The IPCC's chairman wants us to forget all those scandals about hockey sticks and HImalayan glaciers.
One of the more bizarre episodes of the week was the arrival in London of Dr Rajendra Pachauri, chairman of the UN’s Intergovernmental Panel on Climate Change, as part of what appears to be a concerted bid to rehabilitate the IPCC after the deluge of scandals that assailed it last year. The line he took in several cosy interviews, with the BBC and others, was that the IPCC’s 2007 report made only “a single mistake” – its prediction that the Himlayan glaciers might all have disappeared by 2035. Otherwise, we are asked to believe, the IPCC’s reputation as a fount of utterly reliable, “peer-reviewed” science survives unscathed.
What this campaign is trying to erase, of course, is the memory of just why those scandals so damaged the IPCC’s authority that it can never be recovered. The absurd claim about the Himalayan glaciers, derived via the WWF and deliberately inserted over protests from one of the IPCC’s own senior scientists, was only one of the report’s alarmist predictions which turned out to have no scientific basis at all. Other scary claims, such as that global warming threatened to halve African crop yields or to destroy 40 per cent of the Amazon rainforest, were shown to have been simply the inventions of activists. All this took place under the chairmanship of Dr Pachauri, who continues to insist that the IPCC based its report solely on “peer-reviewed science”. Yet an exhaustive study has shown that some 30 per cent of its 18,531 sources were drawn – in flagrant breach of the IPCC’s own rules – not from peer-reviewed science, but from press clippings, student theses and propaganda by environmental pressure groups.
These revelations – along with the further shameless breaches of the rules involved in the IPCC’s tortuous attempts to defend its famous “hockey stick” temperature graph – were so damaging that, last August, even the world’s leading scientific academies hinted in a report that perhaps Dr Pachauri should step down. Yet still, a year on, here is the old railway engineer popping up to assure deferential interviewers that the IPCC purveys only the finest, peer-reviewed science. And on such snake oil much of the world’s economic future may depend.
For all these 'cuts', we still have to borrow one pound in every five
With its fixation on government “cuts”, the BBC was quick to headline, on our local BBC West website, the noble gesture of Amanda Deeks, chief executive of South Gloucestershire council, in agreeing to take a “5 per cent” pay cut, thus reducing her salary to a mere £155,000. This is only £14,000 more than that of the Prime Minister. Admittedly the BBC failed to notice, on page 28 of the council’s accounts, that Ms Deeks also receives, courtesy of the taxpayer, a further £25,000 a year towards her pension.
What the BBC seems reluctant ever to tell us is that, to fund the shortfall in our public spending of £700 billion, we are still having to borrow £140 billion a year.

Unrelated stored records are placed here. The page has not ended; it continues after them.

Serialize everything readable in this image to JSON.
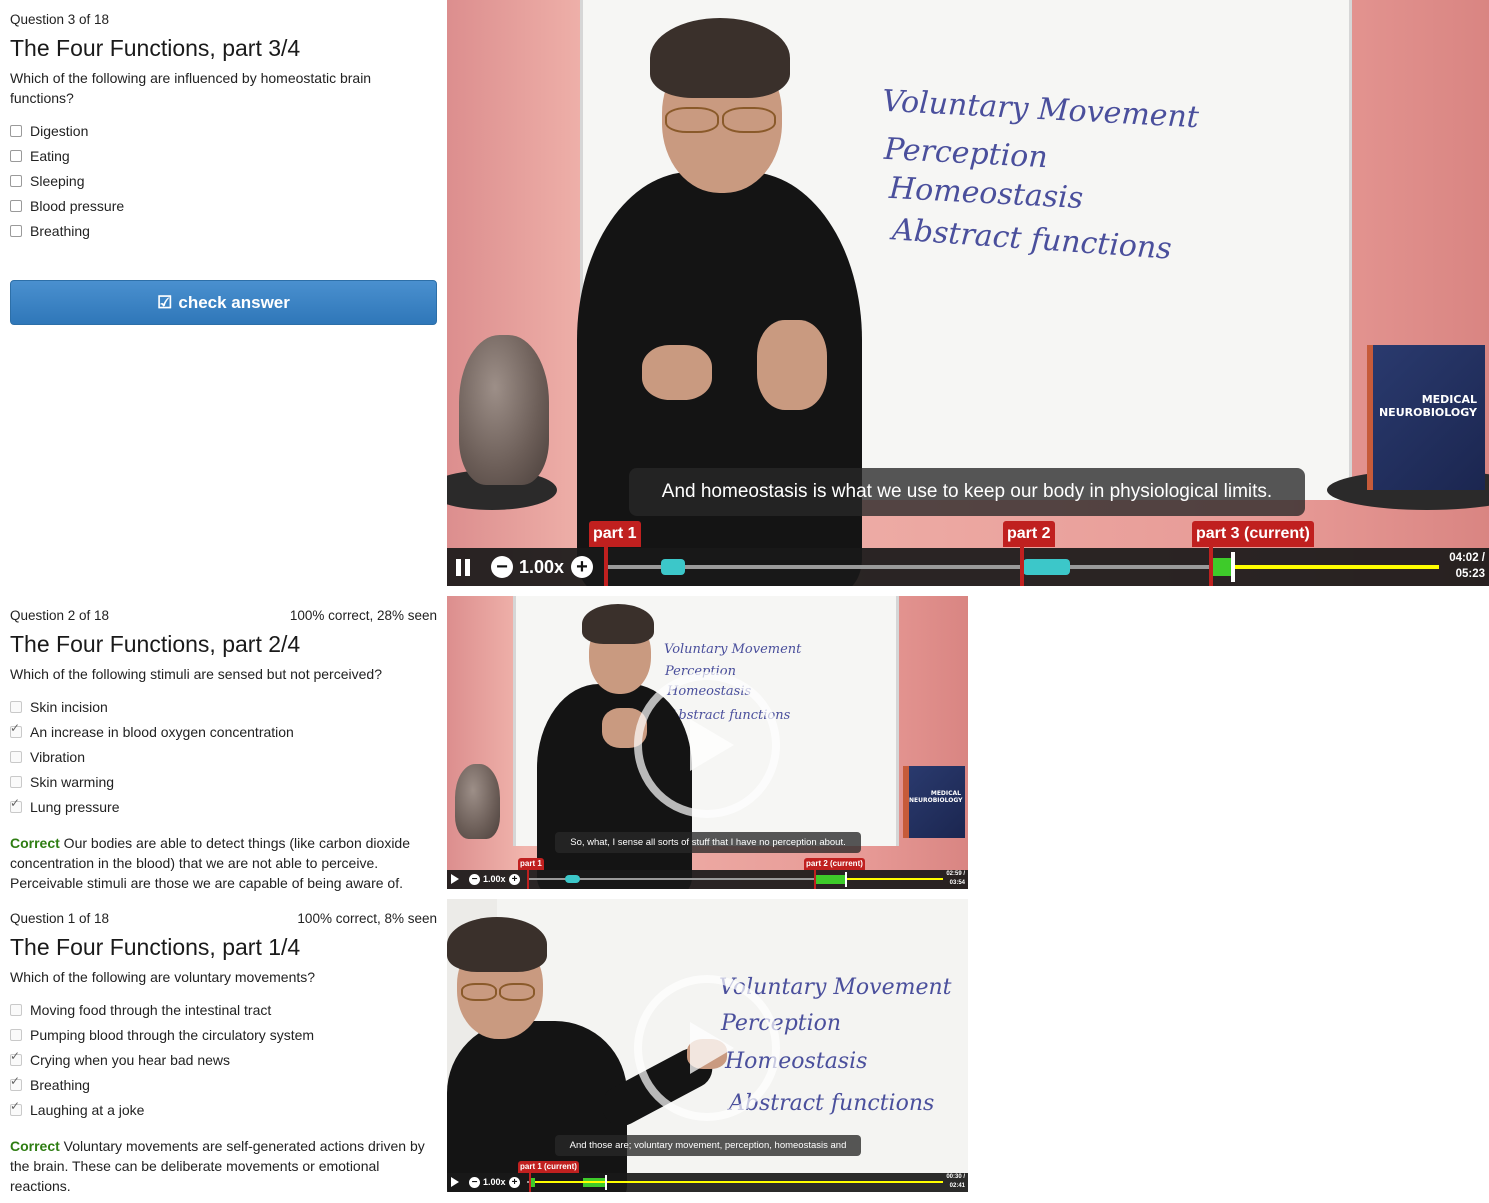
{
  "q3": {
    "counter": "Question 3 of 18",
    "title": "The Four Functions, part 3/4",
    "question": "Which of the following are influenced by homeostatic brain functions?",
    "options": [
      "Digestion",
      "Eating",
      "Sleeping",
      "Blood pressure",
      "Breathing"
    ],
    "check_label": "check answer",
    "check_icon": "check-square-icon",
    "video": {
      "whiteboard": [
        "Voluntary Movement",
        "Perception",
        "Homeostasis",
        "Abstract functions"
      ],
      "caption": "And homeostasis is what we use to keep our body in physiological limits.",
      "speed": "1.00x",
      "markers": [
        "part 1",
        "part 2",
        "part 3 (current)"
      ],
      "time_current": "04:02 /",
      "time_total": "05:23",
      "book_title": "MEDICAL\nNEUROBIOLOGY"
    }
  },
  "q2": {
    "counter": "Question 2 of 18",
    "stats": "100% correct, 28% seen",
    "title": "The Four Functions, part 2/4",
    "question": "Which of the following stimuli are sensed but not perceived?",
    "options": [
      {
        "label": "Skin incision",
        "checked": false
      },
      {
        "label": "An increase in blood oxygen concentration",
        "checked": true
      },
      {
        "label": "Vibration",
        "checked": false
      },
      {
        "label": "Skin warming",
        "checked": false
      },
      {
        "label": "Lung pressure",
        "checked": true
      }
    ],
    "feedback_status": "Correct",
    "feedback_text": " Our bodies are able to detect things (like carbon dioxide concentration in the blood) that we are not able to perceive. Perceivable stimuli are those we are capable of being aware of.",
    "video": {
      "caption": "So, what, I sense all sorts of stuff that I have no perception about.",
      "speed": "1.00x",
      "markers": [
        "part 1",
        "part 2 (current)"
      ],
      "time_current": "02:59 /",
      "time_total": "03:54"
    }
  },
  "q1": {
    "counter": "Question 1 of 18",
    "stats": "100% correct, 8% seen",
    "title": "The Four Functions, part 1/4",
    "question": "Which of the following are voluntary movements?",
    "options": [
      {
        "label": "Moving food through the intestinal tract",
        "checked": false
      },
      {
        "label": "Pumping blood through the circulatory system",
        "checked": false
      },
      {
        "label": "Crying when you hear bad news",
        "checked": true
      },
      {
        "label": "Breathing",
        "checked": true
      },
      {
        "label": "Laughing at a joke",
        "checked": true
      }
    ],
    "feedback_status": "Correct",
    "feedback_text": " Voluntary movements are self-generated actions driven by the brain. These can be deliberate movements or emotional reactions.",
    "video": {
      "caption": "And those are; voluntary movement, perception, homeostasis and",
      "speed": "1.00x",
      "markers": [
        "part 1 (current)"
      ],
      "time_current": "00:30 /",
      "time_total": "02:41"
    }
  },
  "colors": {
    "button": "#3a82c4",
    "correct": "#2e7d12",
    "marker": "#c0201f",
    "played": "#ffff00",
    "seen": "#3cc7c9",
    "current": "#3ecb2a"
  }
}
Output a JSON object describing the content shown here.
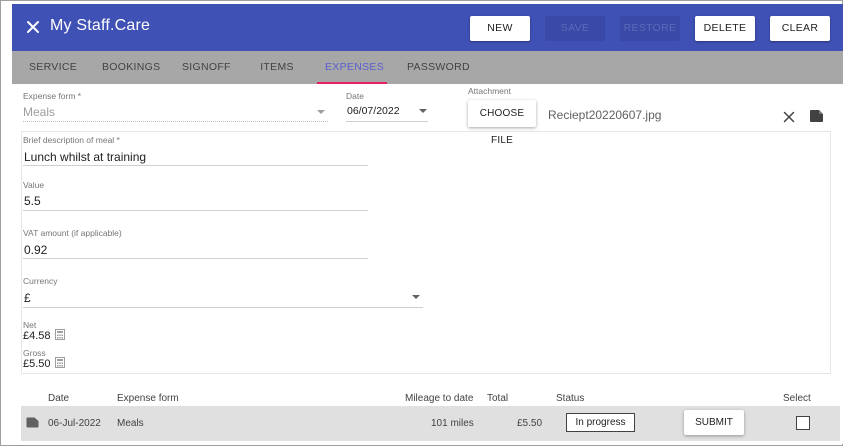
{
  "header": {
    "title": "My Staff.Care",
    "buttons": {
      "new": "NEW",
      "save": "SAVE",
      "restore": "RESTORE",
      "delete": "DELETE",
      "clear": "CLEAR"
    }
  },
  "tabs": [
    "SERVICE",
    "BOOKINGS",
    "SIGNOFF",
    "ITEMS",
    "EXPENSES",
    "PASSWORD"
  ],
  "active_tab": "EXPENSES",
  "form": {
    "expense_form": {
      "label": "Expense form *",
      "value": "Meals"
    },
    "date": {
      "label": "Date",
      "value": "06/07/2022"
    },
    "attachment": {
      "label": "Attachment",
      "button": "CHOOSE FILE",
      "filename": "Reciept20220607.jpg"
    },
    "description": {
      "label": "Brief description of meal *",
      "value": "Lunch whilst at training"
    },
    "value": {
      "label": "Value",
      "value": "5.5"
    },
    "vat": {
      "label": "VAT amount (if applicable)",
      "value": "0.92"
    },
    "currency": {
      "label": "Currency",
      "value": "£"
    },
    "net": {
      "label": "Net",
      "value": "£4.58"
    },
    "gross": {
      "label": "Gross",
      "value": "£5.50"
    }
  },
  "table": {
    "headers": {
      "date": "Date",
      "expense_form": "Expense form",
      "mileage": "Mileage to date",
      "total": "Total",
      "status": "Status",
      "select": "Select"
    },
    "rows": [
      {
        "date": "06-Jul-2022",
        "expense_form": "Meals",
        "mileage": "101 miles",
        "total": "£5.50",
        "status": "In progress",
        "action": "SUBMIT"
      }
    ]
  },
  "colors": {
    "appbar": "#3f51b5",
    "tabbar": "#a7a7a7",
    "tab_active_text": "#5a5fd0",
    "tab_indicator": "#e91e63",
    "row_bg": "#e0e0e0"
  },
  "icons": [
    "close-icon",
    "file-icon",
    "calculator-icon",
    "dropdown-arrow-icon",
    "document-icon"
  ]
}
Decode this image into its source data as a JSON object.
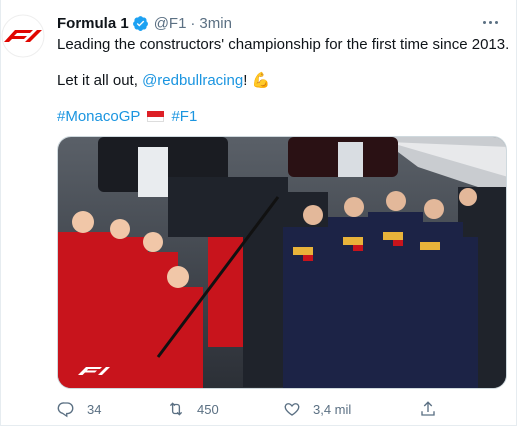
{
  "tweet": {
    "author": {
      "name": "Formula 1",
      "handle": "@F1",
      "separator": "·",
      "time": "3min",
      "avatar_icon": "f1-logo-icon"
    },
    "text": {
      "line1": "Leading the constructors' championship for the first time since 2013.",
      "line2_prefix": "Let it all out, ",
      "mention": "@redbullracing",
      "line2_suffix": "! ",
      "emoji": "💪",
      "hashtag1": "#MonacoGP",
      "hashtag2": "#F1"
    },
    "media": {
      "description_icon": "photo-icon",
      "watermark_icon": "f1-logo-icon"
    },
    "actions": {
      "reply_count": "34",
      "retweet_count": "450",
      "like_count": "3,4 mil"
    }
  },
  "colors": {
    "link": "#1b95e0",
    "muted": "#5b7083",
    "f1_red": "#e10600",
    "verified": "#1da1f2"
  }
}
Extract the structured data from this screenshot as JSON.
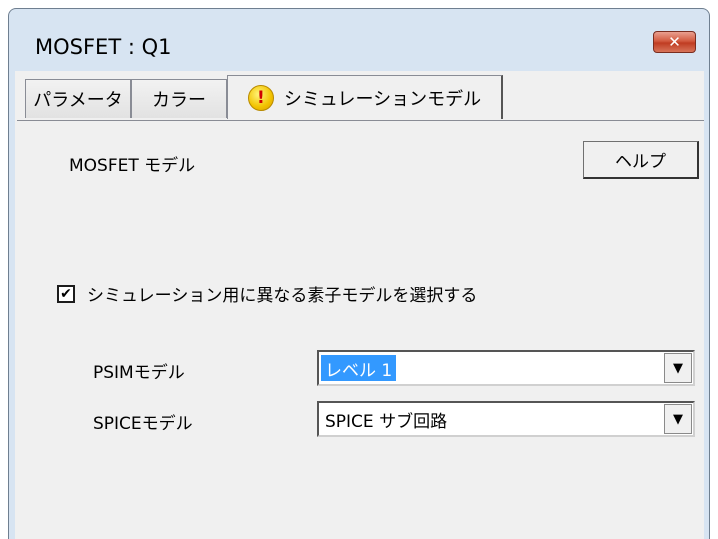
{
  "window": {
    "title": "MOSFET : Q1",
    "close_glyph": "✕"
  },
  "tabs": [
    {
      "label": "パラメータ"
    },
    {
      "label": "カラー"
    },
    {
      "label": "シミュレーションモデル",
      "icon": "warning-icon",
      "icon_glyph": "!"
    }
  ],
  "panel": {
    "heading": "MOSFET モデル",
    "help_label": "ヘルプ",
    "checkbox_label": "シミュレーション用に異なる素子モデルを選択する",
    "checkbox_checked": true,
    "checkbox_glyph": "✔",
    "psim_label": "PSIMモデル",
    "psim_value": "レベル 1",
    "spice_label": "SPICEモデル",
    "spice_value": "SPICE サブ回路",
    "dropdown_glyph": "▼"
  },
  "colors": {
    "selection": "#3399ff",
    "close_button": "#c9452c",
    "warning": "#f2c200"
  }
}
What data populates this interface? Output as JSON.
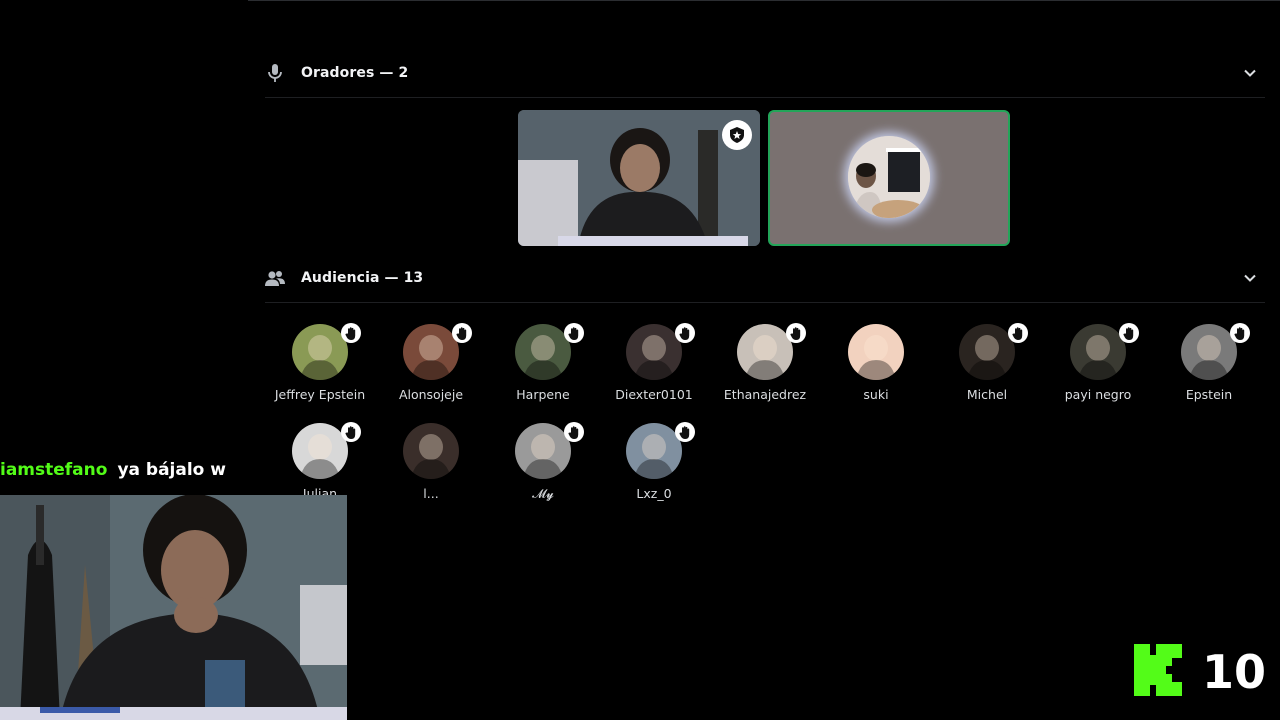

This means that the Government is still having to borrow 20 per cent, or one pound in every five, of all it spends.
Although Ms Deeks may miss that 5 per cent of her salary, we must still borrow another 15 per cent of it, to keep her in the style to which she is accustomed. But of course we cannot expect the BBC to tell us anything so subversive.